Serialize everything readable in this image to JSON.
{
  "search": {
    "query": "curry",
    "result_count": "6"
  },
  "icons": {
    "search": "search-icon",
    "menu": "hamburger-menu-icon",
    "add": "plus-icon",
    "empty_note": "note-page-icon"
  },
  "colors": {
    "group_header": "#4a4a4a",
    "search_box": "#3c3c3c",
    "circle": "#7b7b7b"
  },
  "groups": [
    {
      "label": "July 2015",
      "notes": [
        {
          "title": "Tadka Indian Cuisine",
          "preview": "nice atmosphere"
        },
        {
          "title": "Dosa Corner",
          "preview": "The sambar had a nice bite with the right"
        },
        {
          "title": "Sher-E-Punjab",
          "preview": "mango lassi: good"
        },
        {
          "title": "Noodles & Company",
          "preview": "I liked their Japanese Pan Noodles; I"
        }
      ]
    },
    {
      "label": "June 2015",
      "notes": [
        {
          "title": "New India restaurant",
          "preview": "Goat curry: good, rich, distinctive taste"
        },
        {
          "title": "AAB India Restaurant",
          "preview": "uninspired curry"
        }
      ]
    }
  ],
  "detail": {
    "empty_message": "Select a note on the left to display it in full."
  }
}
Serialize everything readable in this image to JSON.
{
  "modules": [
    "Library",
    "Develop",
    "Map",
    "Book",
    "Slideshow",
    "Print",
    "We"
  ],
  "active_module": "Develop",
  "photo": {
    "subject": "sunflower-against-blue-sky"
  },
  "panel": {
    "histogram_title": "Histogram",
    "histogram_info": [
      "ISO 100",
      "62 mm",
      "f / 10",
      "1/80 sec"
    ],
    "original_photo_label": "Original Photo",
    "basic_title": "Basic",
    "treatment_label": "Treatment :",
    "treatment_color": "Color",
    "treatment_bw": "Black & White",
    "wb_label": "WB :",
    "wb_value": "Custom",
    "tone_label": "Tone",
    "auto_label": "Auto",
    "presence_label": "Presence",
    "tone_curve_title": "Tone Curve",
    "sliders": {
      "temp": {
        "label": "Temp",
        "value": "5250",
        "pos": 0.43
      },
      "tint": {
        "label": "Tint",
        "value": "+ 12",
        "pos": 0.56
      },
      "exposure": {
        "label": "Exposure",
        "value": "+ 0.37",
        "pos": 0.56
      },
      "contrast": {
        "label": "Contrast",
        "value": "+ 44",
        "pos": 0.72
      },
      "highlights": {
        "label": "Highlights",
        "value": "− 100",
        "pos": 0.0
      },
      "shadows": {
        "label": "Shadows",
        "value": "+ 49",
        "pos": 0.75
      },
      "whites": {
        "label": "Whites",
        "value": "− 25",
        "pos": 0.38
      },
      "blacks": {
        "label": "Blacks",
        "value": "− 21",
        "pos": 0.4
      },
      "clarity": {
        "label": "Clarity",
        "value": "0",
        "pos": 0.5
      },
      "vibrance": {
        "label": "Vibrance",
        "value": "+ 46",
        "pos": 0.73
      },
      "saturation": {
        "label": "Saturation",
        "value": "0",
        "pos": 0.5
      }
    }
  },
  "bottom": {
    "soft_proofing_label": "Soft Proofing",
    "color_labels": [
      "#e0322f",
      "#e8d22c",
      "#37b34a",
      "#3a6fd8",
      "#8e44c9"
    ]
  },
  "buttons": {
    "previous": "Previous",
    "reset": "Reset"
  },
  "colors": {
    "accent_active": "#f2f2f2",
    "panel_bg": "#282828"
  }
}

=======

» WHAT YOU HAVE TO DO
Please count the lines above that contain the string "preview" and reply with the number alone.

» SOLUTION FOR THIS TASK
6